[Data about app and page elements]
......

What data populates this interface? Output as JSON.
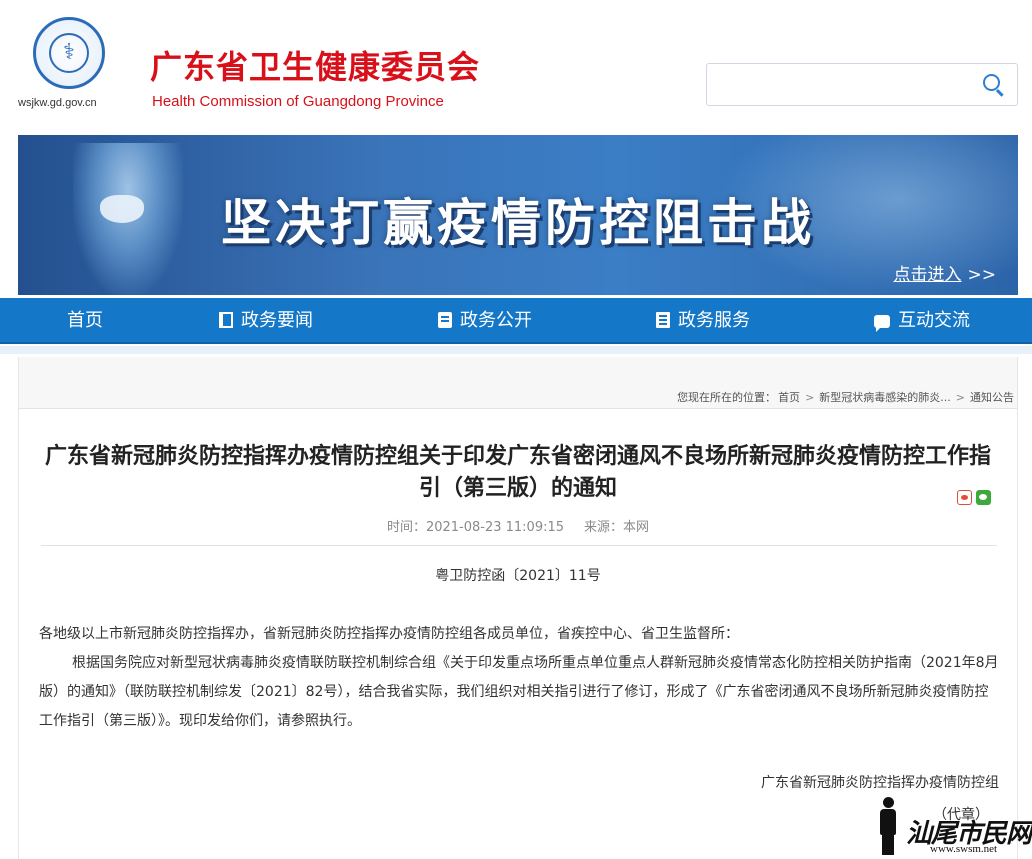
{
  "header": {
    "site_url": "wsjkw.gd.gov.cn",
    "name_cn": "广东省卫生健康委员会",
    "name_en": "Health Commission of Guangdong Province",
    "search_placeholder": "",
    "brand_color": "#d8101a"
  },
  "banner": {
    "title": "坚决打赢疫情防控阻击战",
    "enter_label": "点击进入",
    "enter_chevron": ">>"
  },
  "nav": {
    "items": [
      {
        "label": "首页",
        "icon": ""
      },
      {
        "label": "政务要闻",
        "icon": "news-icon"
      },
      {
        "label": "政务公开",
        "icon": "document-icon"
      },
      {
        "label": "政务服务",
        "icon": "list-icon"
      },
      {
        "label": "互动交流",
        "icon": "chat-icon"
      }
    ],
    "color": "#1577c8"
  },
  "breadcrumb": {
    "prefix": "您现在所在的位置：",
    "items": [
      "首页",
      "新型冠状病毒感染的肺炎...",
      "通知公告"
    ],
    "separator": ">"
  },
  "article": {
    "title": "广东省新冠肺炎防控指挥办疫情防控组关于印发广东省密闭通风不良场所新冠肺炎疫情防控工作指引（第三版）的通知",
    "time": "时间：2021-08-23 11:09:15",
    "source": "来源：本网",
    "doc_number": "粤卫防控函〔2021〕11号",
    "para1": "各地级以上市新冠肺炎防控指挥办，省新冠肺炎防控指挥办疫情防控组各成员单位，省疾控中心、省卫生监督所：",
    "para2": "根据国务院应对新型冠状病毒肺炎疫情联防联控机制综合组《关于印发重点场所重点单位重点人群新冠肺炎疫情常态化防控相关防护指南（2021年8月版）的通知》（联防联控机制综发〔2021〕82号），结合我省实际，我们组织对相关指引进行了修订，形成了《广东省密闭通风不良场所新冠肺炎疫情防控工作指引（第三版）》。现印发给你们，请参照执行。",
    "signer": "广东省新冠肺炎防控指挥办疫情防控组",
    "seal_note": "（代章）"
  },
  "watermark": {
    "brand": "汕尾市民网",
    "url": "www.swsm.net"
  }
}
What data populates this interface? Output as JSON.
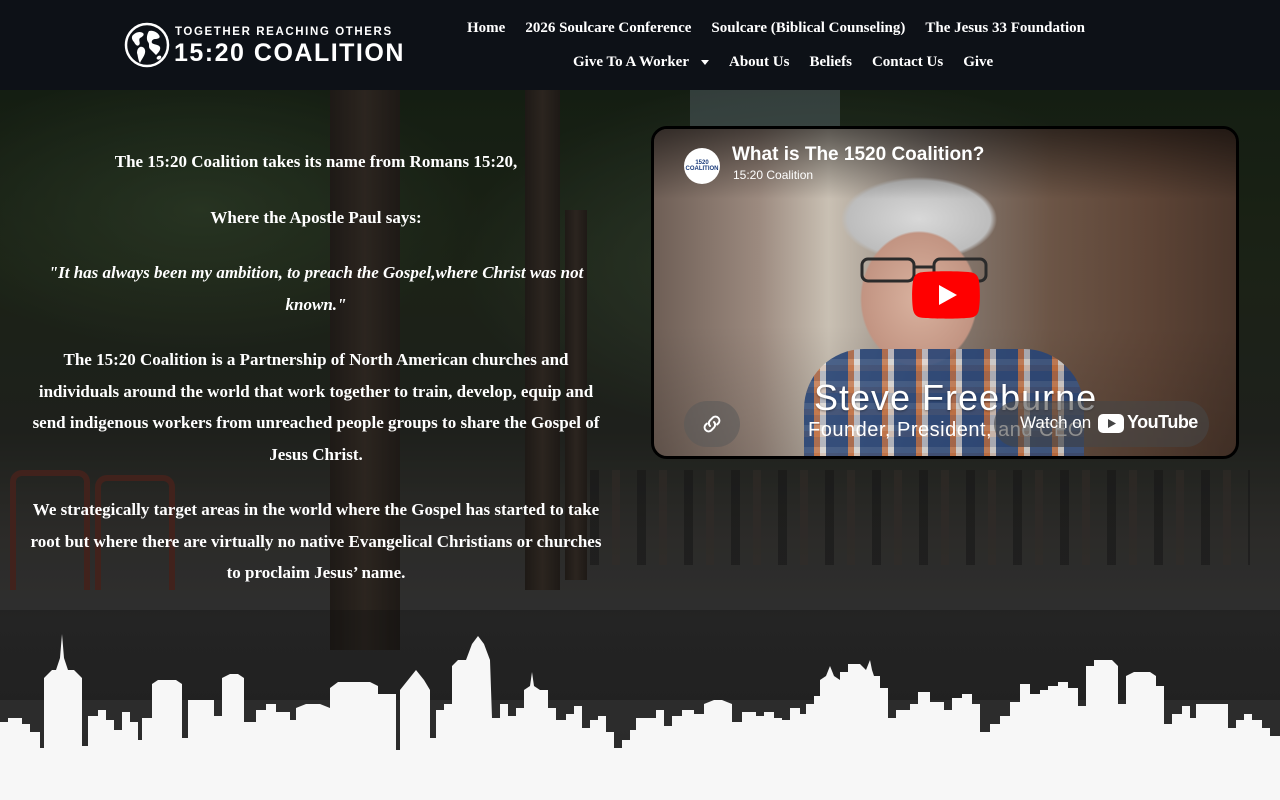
{
  "header": {
    "logo": {
      "tagline": "TOGETHER REACHING OTHERS",
      "name": "15:20 COALITION",
      "icon": "globe-icon"
    },
    "nav_row1": [
      "Home",
      "2026 Soulcare Conference",
      "Soulcare (Biblical Counseling)",
      "The Jesus 33 Foundation"
    ],
    "nav_row2": {
      "give_to_worker": "Give To A Worker",
      "about": "About Us",
      "beliefs": "Beliefs",
      "contact": "Contact Us",
      "give": "Give"
    }
  },
  "hero": {
    "paragraphs": {
      "intro": "The 15:20 Coalition takes its name from Romans 15:20,",
      "where": "Where the Apostle Paul says:",
      "quote": "\"It has always been my ambition, to preach the Gospel,where Christ was not known.\"",
      "partnership": "The 15:20 Coalition is a Partnership of North American churches and individuals around the world that work together to train, develop, equip and send indigenous workers from unreached people groups to share the Gospel of Jesus Christ.",
      "strategy": "We strategically target areas in the world where the Gospel has started to take root but where there are virtually no native Evangelical Christians or churches to proclaim Jesus’ name."
    }
  },
  "video": {
    "title": "What is The 1520 Coalition?",
    "channel": "15:20 Coalition",
    "avatar_text": "1520 COALITION",
    "lower_third_name": "Steve Freeburne",
    "lower_third_role": "Founder, President, and CEO",
    "watch_on": "Watch on",
    "youtube": "YouTube",
    "icons": [
      "play-icon",
      "link-icon",
      "youtube-icon"
    ],
    "colors": {
      "play": "#ff0000"
    }
  },
  "colors": {
    "header_bg": "#0d1117",
    "text": "#ffffff",
    "skyline": "#f7f7f7"
  }
}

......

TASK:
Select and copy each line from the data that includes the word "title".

EXPECTED ANSWER:
    "title": "坚决打赢疫情防控阻击战",
    "title": "广东省新冠肺炎防控指挥办疫情防控组关于印发广东省密闭通风不良场所新冠肺炎疫情防控工作指引（第三版）的通知",
    "title": "What is The 1520 Coalition?",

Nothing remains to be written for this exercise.